The Ustrem monastery “Holy Trinity”, known also as the Vakuf monastery or the Haydоuk monastery, is situated in the Sakar mountain, some 3km away from the village of Ustrem (known as Vakuf until 1934).
Traditionally, the origin of Bulgaria’s cult centres can be traced back to pagan sanctuaries of Thracian and Slavonic tribes. The Ustrem monastery does not represent an exception. The presence of Thracian people in these lands is inferred from the excavation of a large Thracian earthen jar and remains of walls on the other bank of the small Monastery River, where the monastery vineyard was once to be found. It is believed that the Orthodox monastery was established during the Second Bulgarian State, while its name is mentioned in early 15th-century documents of the Ottoman Empire. A 5m deep and 4m high and wide cave that hosted the first Christian church of the monastery lies close to the present-day cloister. According to a legend, a man named Peter arrived at the cave (later named as “The Old Church” and “the Cave of Kara Kolyo”), carrying with him two icons – of the Holy Trinity and of St. Apostles Peter and Pavel. The man left the two icons inside the cave and settled with his flock of sheep close to the monastery. In 1725, after a dream he had, the man sold the flock and with the help of people from near-by villages, built the St. Apostles Peter and Pavel chapel, over which the present-day church was erected. It was most likely upon the emergence of so-called Kurdzhalii bands that plundered and harassed villages in the area, when the monastery and the church were damaged seriously. In late 18th century – early 19th century, the area fell under the protection of Indzhe voivode, who took care of the Vakuf monastery. It is quite probable that Indzhe himself sent the famous haidouk Hristo, who was already of old age and wished to abandon the secular way of life, to restore the monastery. According to some historical data, Hristo voivode became a monk with the name of Hrisant and initially lived in the above-mentioned cave. From here, he invited the nearby villages of Vakuf (Ustrem), Novo Selo (Mramor), Srem and others to start reconstruction of the cloister. This is wherefrom one of the popular names of the monastery – the Haidouk monastery - came. The first church, the so-called Peter’s temple, was ruined down, and a new church dedicated to St. Apostles Peter and Pavel was built in its place. Two fountains were constructed, too, with one of these having a stone plate with the images of St. Apostles Peter and Pavel. This plate is currently kept at the National Museum of History in Sofia. The monastery was named after the nearby village of Vakuf, while Hrisant became its father superior. Gradually, the Vakuf monastery became the biggest spiritual centre of the area. In 1918, due to a raging plague, many a man sheltered at the monastery, donating their riches to the monkhood. Granaries, a kitchen and the eastern and northern wings were built precisely with the help of those donations. Unfortunately, all these buildings caught fire in 1951 and were destroyed. In 1836, the monks of the enriched monastery decided to build a bigger church. Skilled masters managed to integrate the St. Apostles Peter and Pavel chapel into the new church. The new iconostasis of the church was made after the pattern of the old one. The icons were painted by unknown masters in the first half of last century. Until 1909, the monastery represented a monkhood. In the middle of August, 1909, about 50 nuns from the villages of Studena (Elhovo region) settled into it. The mother superior, Evpraksia, traveled throughout most of Bulgaria and Russia, bringing back plenty of money donations that helped pay back the monastery’s huge debts. The Vakuf monastery, together with the Cave of Kara Kolyo have been declared monuments of culture.

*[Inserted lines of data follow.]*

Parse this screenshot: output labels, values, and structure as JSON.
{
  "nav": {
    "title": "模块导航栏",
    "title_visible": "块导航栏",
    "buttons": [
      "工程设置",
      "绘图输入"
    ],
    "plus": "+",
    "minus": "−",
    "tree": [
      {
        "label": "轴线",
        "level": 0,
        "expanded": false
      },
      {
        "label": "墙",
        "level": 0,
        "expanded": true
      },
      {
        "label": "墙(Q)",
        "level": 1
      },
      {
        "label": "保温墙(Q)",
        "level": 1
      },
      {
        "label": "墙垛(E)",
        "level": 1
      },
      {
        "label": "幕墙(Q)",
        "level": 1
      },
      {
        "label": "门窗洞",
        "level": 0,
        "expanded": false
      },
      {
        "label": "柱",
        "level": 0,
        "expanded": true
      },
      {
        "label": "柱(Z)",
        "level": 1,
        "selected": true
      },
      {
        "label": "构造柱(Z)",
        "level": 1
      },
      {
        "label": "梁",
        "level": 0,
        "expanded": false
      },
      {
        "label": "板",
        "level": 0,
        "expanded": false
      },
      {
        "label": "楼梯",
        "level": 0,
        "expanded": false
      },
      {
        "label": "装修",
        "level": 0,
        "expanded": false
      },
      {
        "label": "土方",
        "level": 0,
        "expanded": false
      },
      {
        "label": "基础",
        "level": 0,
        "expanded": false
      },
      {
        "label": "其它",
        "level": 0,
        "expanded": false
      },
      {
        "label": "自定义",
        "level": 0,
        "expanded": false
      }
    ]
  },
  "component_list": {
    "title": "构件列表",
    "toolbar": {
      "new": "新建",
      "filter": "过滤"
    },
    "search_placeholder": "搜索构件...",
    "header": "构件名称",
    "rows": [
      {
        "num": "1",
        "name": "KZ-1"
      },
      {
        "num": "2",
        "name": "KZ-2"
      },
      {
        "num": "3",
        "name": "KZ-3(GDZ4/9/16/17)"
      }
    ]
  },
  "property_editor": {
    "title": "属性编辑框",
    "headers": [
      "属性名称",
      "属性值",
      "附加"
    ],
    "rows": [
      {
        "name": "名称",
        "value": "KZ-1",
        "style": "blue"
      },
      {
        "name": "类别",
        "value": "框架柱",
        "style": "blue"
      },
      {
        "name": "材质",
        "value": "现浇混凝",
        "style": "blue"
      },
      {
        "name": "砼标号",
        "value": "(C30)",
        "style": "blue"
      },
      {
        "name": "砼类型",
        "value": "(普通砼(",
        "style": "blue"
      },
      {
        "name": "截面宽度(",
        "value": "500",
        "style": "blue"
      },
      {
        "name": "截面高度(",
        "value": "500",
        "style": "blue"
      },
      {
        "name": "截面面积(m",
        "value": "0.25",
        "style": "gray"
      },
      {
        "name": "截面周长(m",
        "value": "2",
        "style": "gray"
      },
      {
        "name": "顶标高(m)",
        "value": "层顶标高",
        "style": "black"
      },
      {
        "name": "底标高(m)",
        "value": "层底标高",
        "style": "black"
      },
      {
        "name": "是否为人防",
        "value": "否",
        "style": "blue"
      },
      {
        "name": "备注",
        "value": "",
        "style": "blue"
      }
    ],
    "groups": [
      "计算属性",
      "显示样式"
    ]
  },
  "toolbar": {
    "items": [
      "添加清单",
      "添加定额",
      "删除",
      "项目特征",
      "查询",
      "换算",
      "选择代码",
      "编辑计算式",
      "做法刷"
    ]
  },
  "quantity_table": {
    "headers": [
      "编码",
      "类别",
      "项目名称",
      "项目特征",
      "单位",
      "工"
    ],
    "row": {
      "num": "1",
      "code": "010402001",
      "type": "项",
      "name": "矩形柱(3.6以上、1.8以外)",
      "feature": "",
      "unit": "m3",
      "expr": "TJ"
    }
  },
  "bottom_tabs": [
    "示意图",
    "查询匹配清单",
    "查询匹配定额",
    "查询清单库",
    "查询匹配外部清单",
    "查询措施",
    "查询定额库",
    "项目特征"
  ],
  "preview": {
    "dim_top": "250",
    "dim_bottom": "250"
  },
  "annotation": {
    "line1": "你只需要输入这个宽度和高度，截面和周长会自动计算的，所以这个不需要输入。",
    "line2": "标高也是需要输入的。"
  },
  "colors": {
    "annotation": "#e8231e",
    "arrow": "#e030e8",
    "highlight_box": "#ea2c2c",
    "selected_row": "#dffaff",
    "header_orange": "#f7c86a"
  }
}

The monastery receives guests from all over the country throughout the year. Its capacity is 40 beds. In the month of June each year (on June 16), people from nearby and distant towns and villages flock to the monastery from its holiday and the accompanying fair. Reconstruction of the eastern wing of the monastery that was destroyed by fire in 1851 is still pending. The engineering project for reconstruction of the building is already finished, but the monastery continues to raise the needed funds.
If one comes from Topolovgrad, there is an off-road to the monastery that starts right after one passes through the village of Mramor and before one reaches the village of Ustrem. The road from Yambol, in turn, goes by the village of Srem that perches on the left bank of the river of Tundzha. To the right, one can see the first hills of the Sakar mountain. The off-road to the monastery is to the left from the main road that runs from the village of Ustrem to the town of Topolovgrad. Both roads to the monastery are asphalt-covered, but the first option (from Topolovgrad) is recommended as the road has been repaired only recently.